About this task: Repeat the listing exactly as given, omitting every image.

Data records:
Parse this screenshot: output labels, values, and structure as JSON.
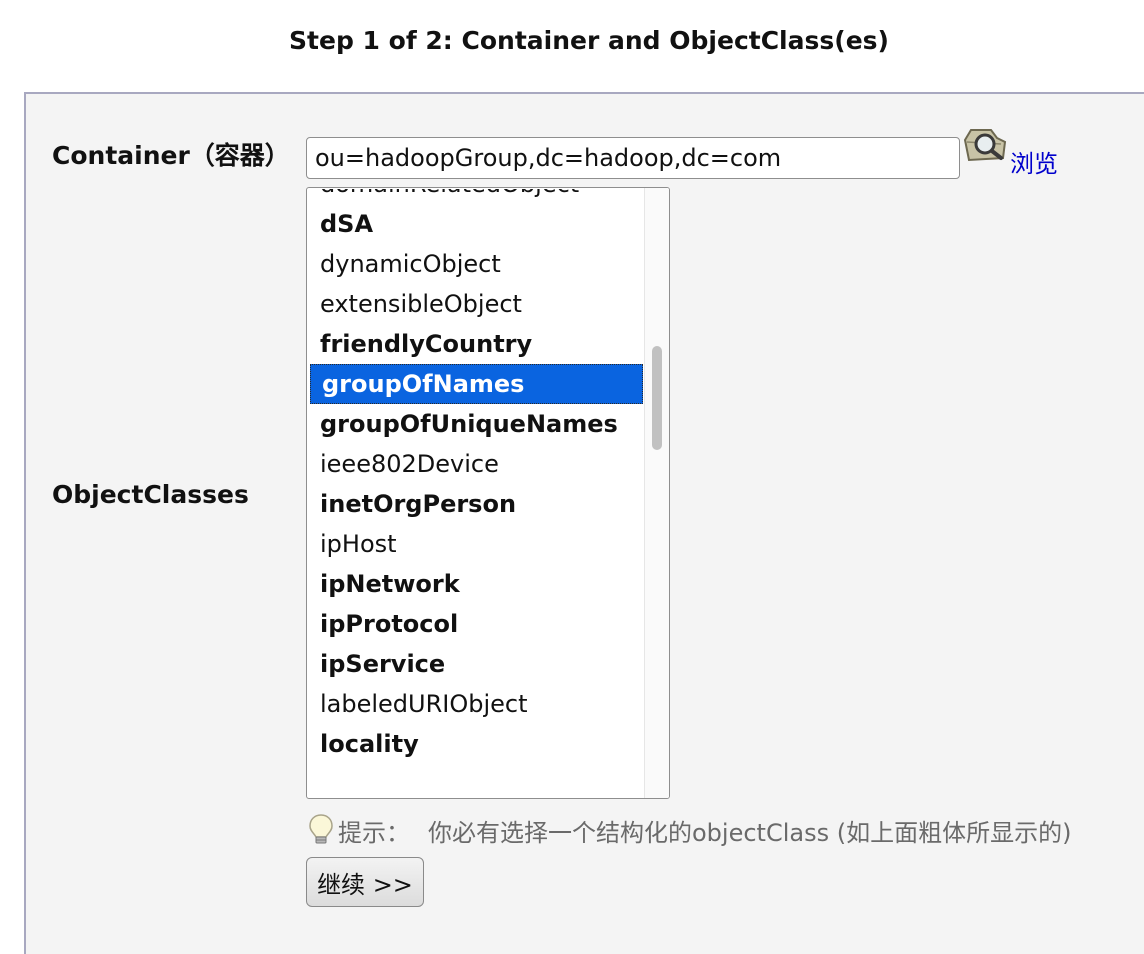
{
  "page": {
    "title": "Step 1 of 2: Container and ObjectClass(es)"
  },
  "form": {
    "container_label": "Container（容器）",
    "container_value": "ou=hadoopGroup,dc=hadoop,dc=com",
    "browse_icon": "magnifier-icon",
    "browse_label": "浏览",
    "objectclasses_label": "ObjectClasses",
    "objectclasses": [
      {
        "name": "domainRelatedObject",
        "structural": false
      },
      {
        "name": "dSA",
        "structural": true
      },
      {
        "name": "dynamicObject",
        "structural": false
      },
      {
        "name": "extensibleObject",
        "structural": false
      },
      {
        "name": "friendlyCountry",
        "structural": true
      },
      {
        "name": "groupOfNames",
        "structural": true,
        "selected": true
      },
      {
        "name": "groupOfUniqueNames",
        "structural": true
      },
      {
        "name": "ieee802Device",
        "structural": false
      },
      {
        "name": "inetOrgPerson",
        "structural": true
      },
      {
        "name": "ipHost",
        "structural": false
      },
      {
        "name": "ipNetwork",
        "structural": true
      },
      {
        "name": "ipProtocol",
        "structural": true
      },
      {
        "name": "ipService",
        "structural": true
      },
      {
        "name": "labeledURIObject",
        "structural": false
      },
      {
        "name": "locality",
        "structural": true
      }
    ],
    "hint_icon": "lightbulb-icon",
    "hint_label": "提示：",
    "hint_text": "你必有选择一个结构化的objectClass (如上面粗体所显示的)",
    "continue_label": "继续 >>"
  },
  "colors": {
    "selected_bg": "#0a64e0",
    "link": "#0000cc",
    "frame_bg": "#f4f4f4",
    "frame_border": "#a8a8c0"
  }
}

Answer for this exercise:
Parse this screenshot: output labels, values, and structure as JSON.
{
  "page": {
    "title": "Step 1 of 2: Container and ObjectClass(es)"
  },
  "form": {
    "container_label": "Container（容器）",
    "container_value": "ou=hadoopGroup,dc=hadoop,dc=com",
    "browse_icon": "magnifier-icon",
    "browse_label": "浏览",
    "objectclasses_label": "ObjectClasses",
    "objectclasses": [
      {
        "name": "domainRelatedObject",
        "structural": false
      },
      {
        "name": "dSA",
        "structural": true
      },
      {
        "name": "dynamicObject",
        "structural": false
      },
      {
        "name": "extensibleObject",
        "structural": false
      },
      {
        "name": "friendlyCountry",
        "structural": true
      },
      {
        "name": "groupOfNames",
        "structural": true,
        "selected": true
      },
      {
        "name": "groupOfUniqueNames",
        "structural": true
      },
      {
        "name": "ieee802Device",
        "structural": false
      },
      {
        "name": "inetOrgPerson",
        "structural": true
      },
      {
        "name": "ipHost",
        "structural": false
      },
      {
        "name": "ipNetwork",
        "structural": true
      },
      {
        "name": "ipProtocol",
        "structural": true
      },
      {
        "name": "ipService",
        "structural": true
      },
      {
        "name": "labeledURIObject",
        "structural": false
      },
      {
        "name": "locality",
        "structural": true
      }
    ],
    "hint_icon": "lightbulb-icon",
    "hint_label": "提示：",
    "hint_text": "你必有选择一个结构化的objectClass (如上面粗体所显示的)",
    "continue_label": "继续 >>"
  },
  "colors": {
    "selected_bg": "#0a64e0",
    "link": "#0000cc",
    "frame_bg": "#f4f4f4",
    "frame_border": "#a8a8c0"
  }
}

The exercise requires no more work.